Dentists reported a medium-range concordance between practice and evidence.
Analyses were limited to participants in the United States (N = 591). Mean concordance at the practitioner level was 62% (SD = 18); procedure-specific concordance ranged from 8-100%. Affiliation with a large group practice, being a female practitioner, and receiving a dental degree before 1990 were independently associated with high concordance (=75%).
Documenting the gap between what is occurring in clinical practice and what published research suggests would be most appropriate is an important step toward improving care. This study quantified concordance between clinical practice and published evidence across preventive, diagnostic and treatment procedures among a sample of dentists in the National Dental Practice-Based Research Network.
Efforts to bring research findings into routine practice are needed.
Network dentists completed one questionnaire about their demographic characteristics and another about how they treat patients across 12 scenarios/clinical practice behaviors.
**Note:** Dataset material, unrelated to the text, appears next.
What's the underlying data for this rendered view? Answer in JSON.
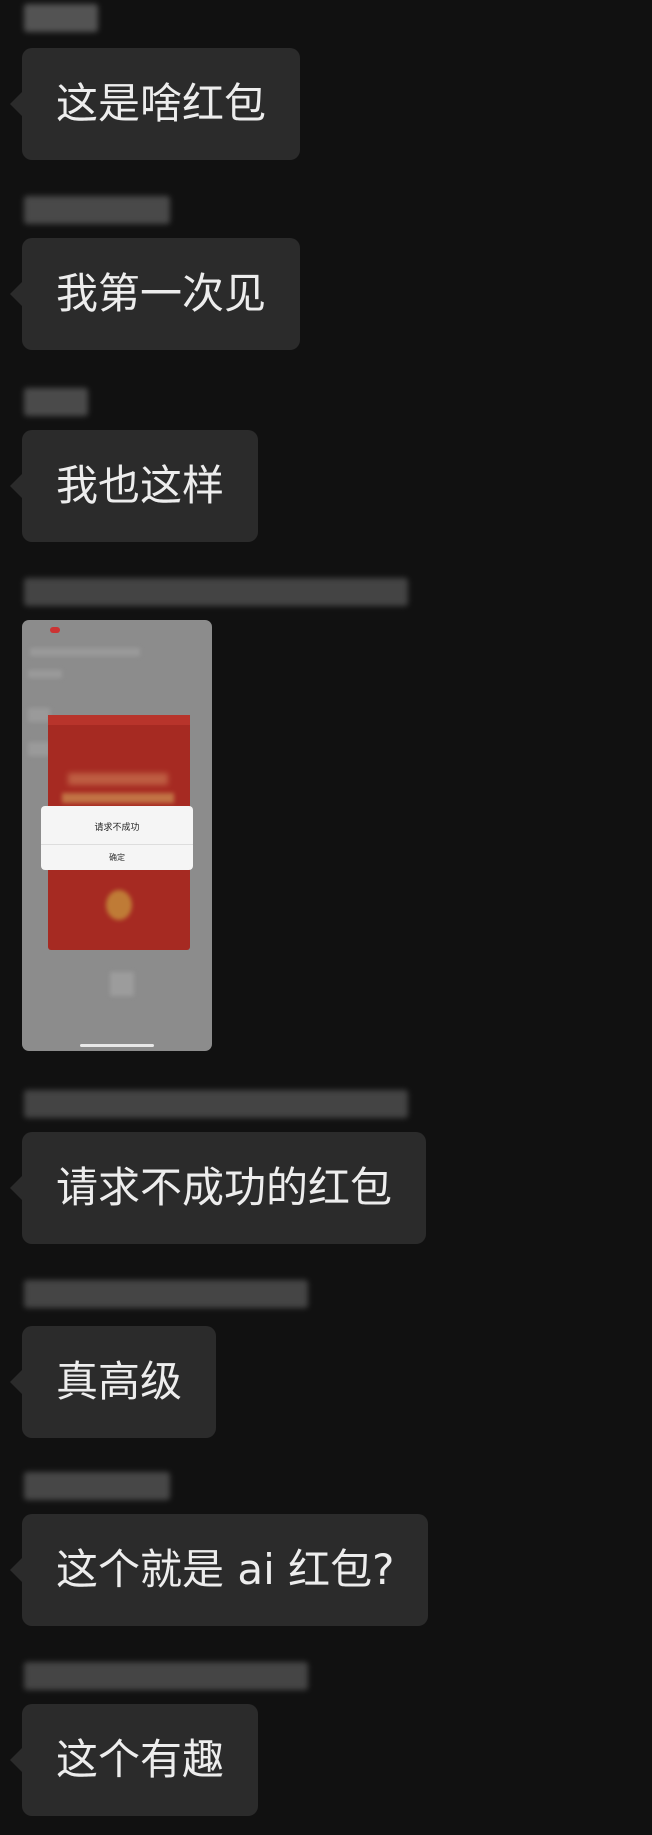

Responses to each clinical practice were coded as consistent (i.e., `1') or inconsistent (i.e., `0') with published evidence, summed, and divided by the number of all non-missing to create an overall `concordance' score, calculated as the mean percent of responses that were consistent with published evidence.